Israel army chief: IRI nukes can be destroyed. Regime Change Iran quotes a Dow Jones bulletin: 'Israeli military chief Dan Halutz Tuesday said Iran's nuclear program "can be destroyed," Israel's Army Radio said. The report quoted Halutz as making the comments during a conference at Tel Aviv University. ' Meanwhile, Hyscience cites a report from the Guardian: 'The Iranian government has been successfully scouring Europe for the sophisticated equipment needed to develop a nuclear bomb, according to the latest western intelligence assessment of the country's weapons programmes. Scientists in Tehran are also shopping for parts for a ballistic missile capable of reaching Europe, with "import requests and acquisitions ... registered almost daily", the report seen by the Guardian concludes. ...' (RCI; Guardian via Hyscience)
Debka: Syrian intel chief flees to London. Latest from Debka: 'Retired General Ali Duba, known as father of Syrian intelligence and loyal aide of Presidents Assad father and son has fled to London from Damascus. This defection follows the blunt charges leveled against Bashar Assad by former Syrian vice president Khalam Haddam last Friday, and the UN inquiry commission’s demand that the Syrian president make himself available for questioning in the Hariri assassination.' (Debka)

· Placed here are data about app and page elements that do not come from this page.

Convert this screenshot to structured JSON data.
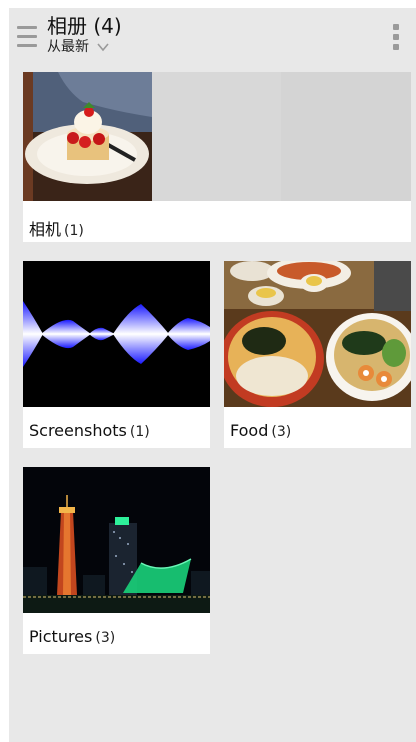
{
  "app": {
    "title": "相册 (4)",
    "subtitle": "从最新"
  },
  "albums": [
    {
      "name": "相机",
      "count": "(1)"
    },
    {
      "name": "Screenshots",
      "count": "(1)"
    },
    {
      "name": "Food",
      "count": "(3)"
    },
    {
      "name": "Pictures",
      "count": "(3)"
    }
  ],
  "icons": {
    "menu": "menu-icon",
    "dropdown": "chevron-down-icon",
    "overflow": "overflow-menu-icon"
  },
  "colors": {
    "background": "#e8e8e8",
    "card": "#ffffff",
    "icon": "#9a9a9a"
  }
}
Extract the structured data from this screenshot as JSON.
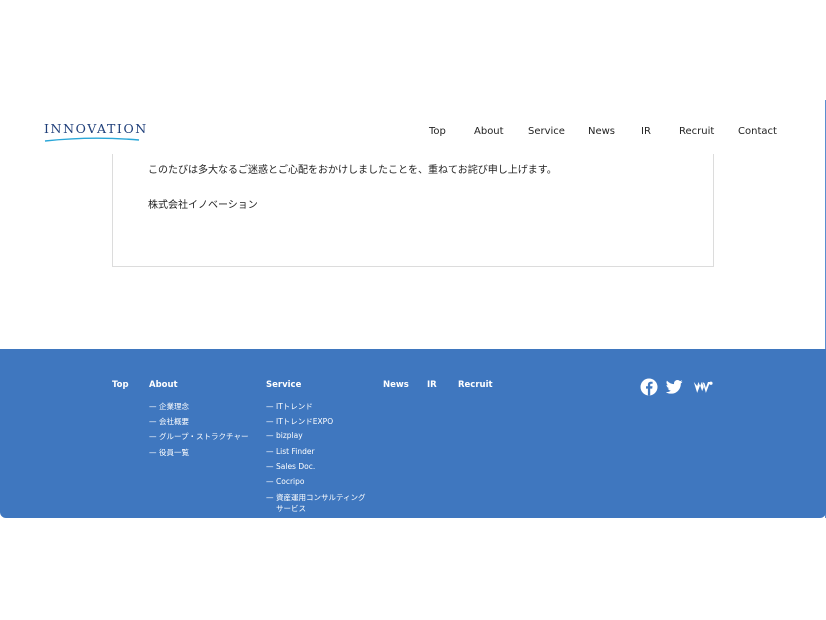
{
  "header": {
    "logo_text": "INNOVATION",
    "nav": [
      "Top",
      "About",
      "Service",
      "News",
      "IR",
      "Recruit",
      "Contact"
    ]
  },
  "content": {
    "line1": "このたびは多大なるご迷惑とご心配をおかけしましたことを、重ねてお詫び申し上げます。",
    "line2": "株式会社イノベーション"
  },
  "footer": {
    "top": "Top",
    "about": {
      "label": "About",
      "items": [
        "企業理念",
        "会社概要",
        "グループ・ストラクチャー",
        "役員一覧"
      ]
    },
    "service": {
      "label": "Service",
      "items": [
        "ITトレンド",
        "ITトレンドEXPO",
        "bizplay",
        "List Finder",
        "Sales Doc.",
        "Cocripo",
        "資産運用コンサルティング"
      ],
      "last_item_cont": "サービス"
    },
    "news": "News",
    "ir": "IR",
    "recruit": "Recruit",
    "social_icons": [
      "facebook-icon",
      "twitter-icon",
      "wantedly-icon"
    ]
  },
  "colors": {
    "footer_bg": "#3f77bf",
    "text": "#222222",
    "accent_rule": "#5a8fd0"
  }
}
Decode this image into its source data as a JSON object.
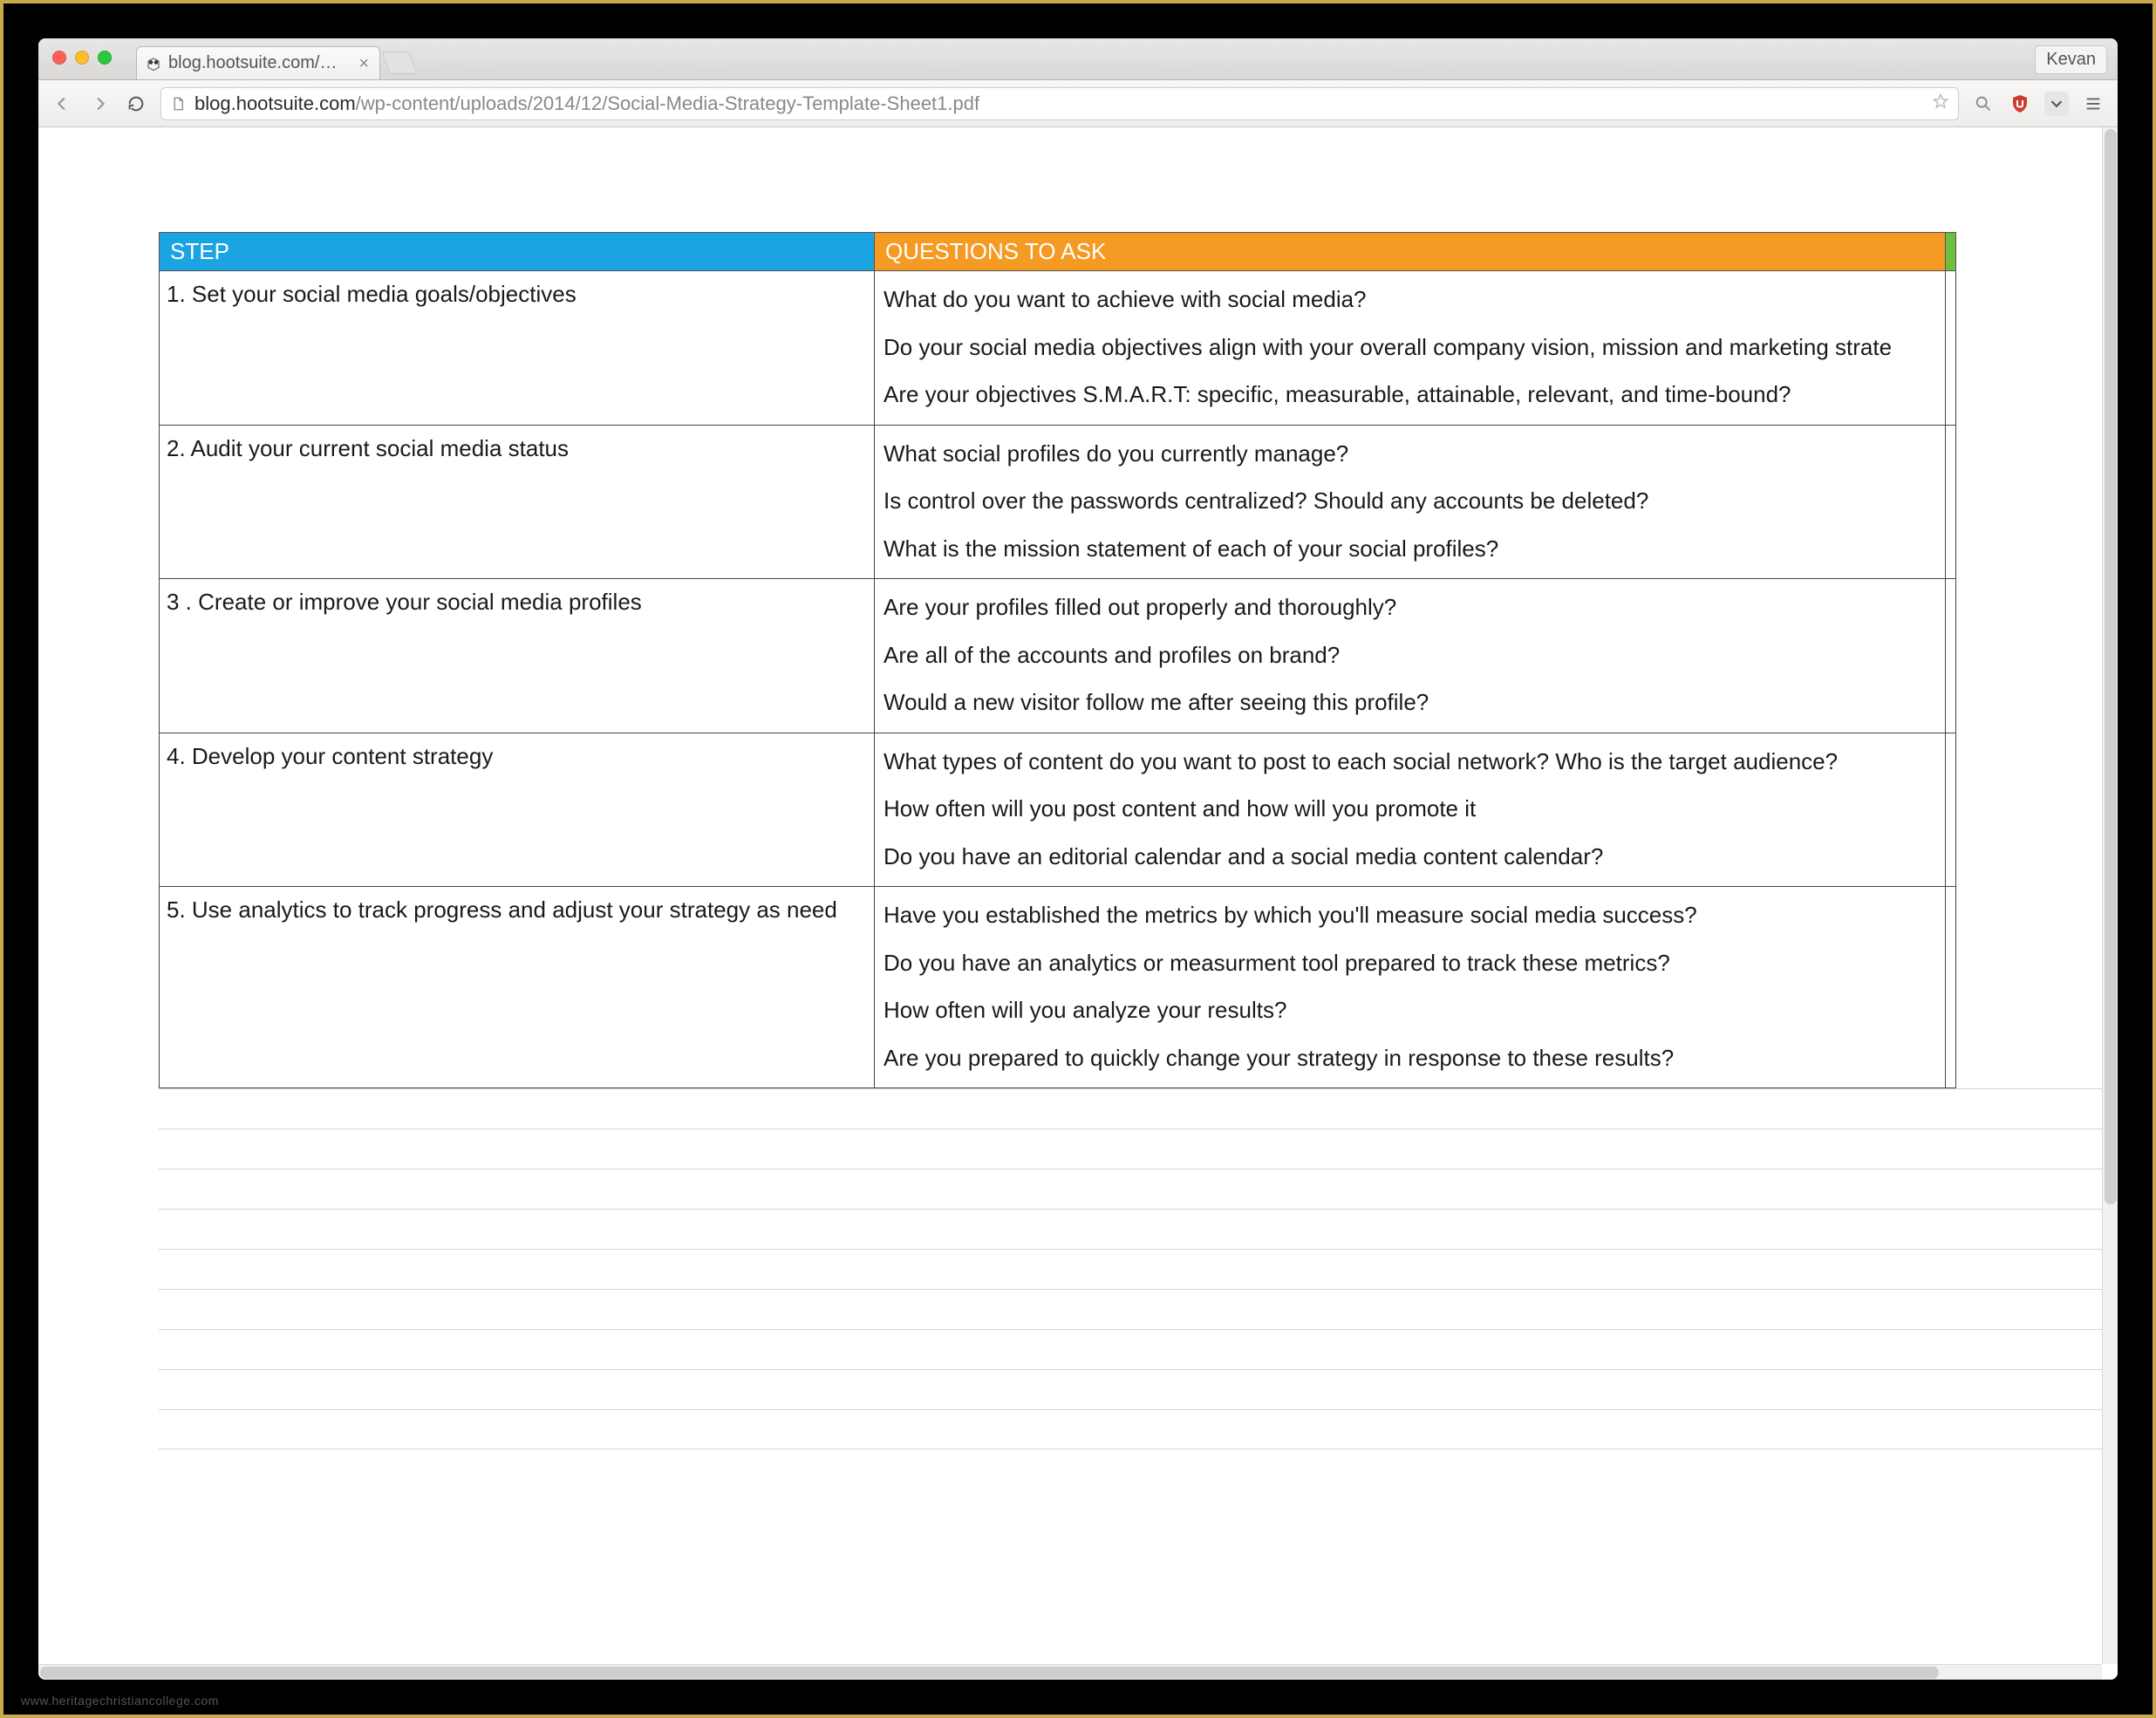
{
  "watermark": "www.heritagechristiancollege.com",
  "browser": {
    "user": "Kevan",
    "tab_title": "blog.hootsuite.com/wp-co",
    "url_domain": "blog.hootsuite.com",
    "url_path": "/wp-content/uploads/2014/12/Social-Media-Strategy-Template-Sheet1.pdf"
  },
  "table": {
    "headers": {
      "step": "STEP",
      "questions": "QUESTIONS TO ASK"
    },
    "rows": [
      {
        "step": "1. Set your social media goals/objectives",
        "questions": [
          "What do you want to achieve with social media?",
          "Do your social media objectives align with your overall company vision, mission and marketing strate",
          "Are your objectives S.M.A.R.T: specific, measurable, attainable, relevant, and time-bound?"
        ]
      },
      {
        "step": "2. Audit your current social media status",
        "questions": [
          "What social profiles do you currently manage?",
          "Is control over the passwords centralized? Should any accounts be deleted?",
          "What is the mission statement of each of your social profiles?"
        ]
      },
      {
        "step": "3 . Create or improve your social media profiles",
        "questions": [
          "Are your profiles filled out properly and thoroughly?",
          "Are all of the accounts and profiles on brand?",
          "Would a new visitor follow me after seeing this profile?"
        ]
      },
      {
        "step": "4. Develop your content strategy",
        "questions": [
          "What types of content do you want to post to each social network? Who is the target audience?",
          "How often will you post content and how will you promote it",
          "Do you have an editorial calendar and a social media content calendar?"
        ]
      },
      {
        "step": "5. Use analytics to track progress and adjust your strategy as need",
        "questions": [
          "Have you established the metrics by which you'll measure social media success?",
          "Do you have an analytics or measurment tool prepared to track these metrics?",
          "How often will you analyze your results?",
          "Are you prepared to quickly change your strategy in response to these results?"
        ]
      }
    ],
    "ghost_row_count": 9
  }
}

"Beyond the Mafia regimes." Syrian heretic Amarji: 'Corruption is the Number One obstacle in the face of development in our haggard part of the world. Entrenched regimes which act more like mafia conglomerates than actual governments can never produce the sort of reforms needed to help bridge the Development Gap separating us from the rest of the world. Therefore, those of us who are seriously interested in seeing this region living up to its full potential in terms of being able to provide for the material wellbeing of its various peoples have the awesome responsibility of trying to build alternatives to existing regimes from the ground up. ...' Be sure to follow the link to Dar Emar. (Amarji)
Ed on Abramoff scandal. Captain's Quarters reacts to the Abramoff scandal. Among his conclusions: 'The most significant development from this scandal will be the almost-certain disqualification for serious Presidential runs by anyone currently on the Hill, including Hill(ary) herself. Abramoff's stench will touch everyone currently noted for front-runner status, except possibly the most radical of Democrats, such as John Kerry -- who isn't going to get a second chance anyway. The next President of the US will be someone in a governor's seat now, and someone who hasn't served in Congress before. It could very well be Mitt Romney against Bill Richardson or Mark Warner. We'll see how it develops, but if the Abramoff corruption goes as deep as prosecutors say, look for an unprecedented series of power shifts in the next two cycles -- not partisan, but demographic, as American voters start looking for fresh choices.' (Captain's Quarters)
UPDATE: Fausta at the Bad Hair Blog has lots more links on the Abramoff scandal, and other important issues of the day. Go catch Fausta, who picks up where Morning Report leaves off.